Work order
Gather all lines in the entries that include the word "Unit".

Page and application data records
##############################

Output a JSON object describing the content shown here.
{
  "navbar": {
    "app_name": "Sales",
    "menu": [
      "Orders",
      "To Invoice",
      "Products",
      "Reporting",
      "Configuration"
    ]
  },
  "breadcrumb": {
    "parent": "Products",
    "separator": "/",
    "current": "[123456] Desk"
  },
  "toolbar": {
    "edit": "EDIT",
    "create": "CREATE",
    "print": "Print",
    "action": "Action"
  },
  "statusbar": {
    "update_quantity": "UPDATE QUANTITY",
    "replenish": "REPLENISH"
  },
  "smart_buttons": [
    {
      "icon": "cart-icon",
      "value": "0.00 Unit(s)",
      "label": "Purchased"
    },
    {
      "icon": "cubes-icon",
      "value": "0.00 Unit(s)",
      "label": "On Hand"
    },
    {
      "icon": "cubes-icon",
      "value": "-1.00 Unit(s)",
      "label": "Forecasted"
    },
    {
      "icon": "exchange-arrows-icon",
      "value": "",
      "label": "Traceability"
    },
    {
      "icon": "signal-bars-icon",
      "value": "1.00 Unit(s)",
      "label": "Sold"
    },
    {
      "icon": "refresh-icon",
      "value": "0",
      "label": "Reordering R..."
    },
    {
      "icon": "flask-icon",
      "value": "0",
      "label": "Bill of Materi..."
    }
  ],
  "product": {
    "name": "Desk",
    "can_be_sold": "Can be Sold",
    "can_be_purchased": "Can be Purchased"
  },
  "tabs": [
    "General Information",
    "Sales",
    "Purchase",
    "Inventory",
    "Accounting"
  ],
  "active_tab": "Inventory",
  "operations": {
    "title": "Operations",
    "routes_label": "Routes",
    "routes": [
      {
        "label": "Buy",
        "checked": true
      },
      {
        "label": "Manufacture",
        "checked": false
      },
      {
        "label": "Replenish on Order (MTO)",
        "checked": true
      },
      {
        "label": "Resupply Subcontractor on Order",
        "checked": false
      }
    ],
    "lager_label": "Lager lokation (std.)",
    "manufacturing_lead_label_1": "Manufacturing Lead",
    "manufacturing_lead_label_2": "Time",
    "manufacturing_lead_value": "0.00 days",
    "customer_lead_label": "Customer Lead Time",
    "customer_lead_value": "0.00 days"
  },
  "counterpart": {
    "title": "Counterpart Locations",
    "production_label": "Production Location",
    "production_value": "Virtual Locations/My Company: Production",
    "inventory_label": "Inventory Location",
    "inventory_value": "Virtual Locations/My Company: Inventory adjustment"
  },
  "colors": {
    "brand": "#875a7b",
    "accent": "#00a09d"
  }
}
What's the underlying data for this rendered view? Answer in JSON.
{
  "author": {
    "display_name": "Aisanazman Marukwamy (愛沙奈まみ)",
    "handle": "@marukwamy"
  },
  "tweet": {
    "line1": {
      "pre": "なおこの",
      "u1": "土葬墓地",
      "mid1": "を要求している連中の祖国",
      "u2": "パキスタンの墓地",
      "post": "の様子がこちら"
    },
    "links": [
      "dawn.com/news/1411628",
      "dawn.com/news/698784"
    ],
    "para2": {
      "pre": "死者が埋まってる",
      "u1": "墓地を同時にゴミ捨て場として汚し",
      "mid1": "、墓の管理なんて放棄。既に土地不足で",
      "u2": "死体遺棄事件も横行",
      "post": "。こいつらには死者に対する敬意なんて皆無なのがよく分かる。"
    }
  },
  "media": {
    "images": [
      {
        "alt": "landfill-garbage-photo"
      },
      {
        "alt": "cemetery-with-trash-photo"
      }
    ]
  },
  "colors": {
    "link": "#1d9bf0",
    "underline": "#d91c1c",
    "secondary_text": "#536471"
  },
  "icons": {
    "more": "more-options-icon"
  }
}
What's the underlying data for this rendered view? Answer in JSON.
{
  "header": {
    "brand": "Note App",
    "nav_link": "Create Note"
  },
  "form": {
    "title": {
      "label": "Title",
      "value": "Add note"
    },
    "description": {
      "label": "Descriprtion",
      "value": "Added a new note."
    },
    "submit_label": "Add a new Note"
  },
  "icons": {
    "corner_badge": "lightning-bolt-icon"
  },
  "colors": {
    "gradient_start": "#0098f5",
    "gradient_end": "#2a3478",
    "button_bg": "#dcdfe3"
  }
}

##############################

Task solution
      "value": "0.00 Unit(s)",
      "value": "0.00 Unit(s)",
      "value": "-1.00 Unit(s)",
      "value": "1.00 Unit(s)",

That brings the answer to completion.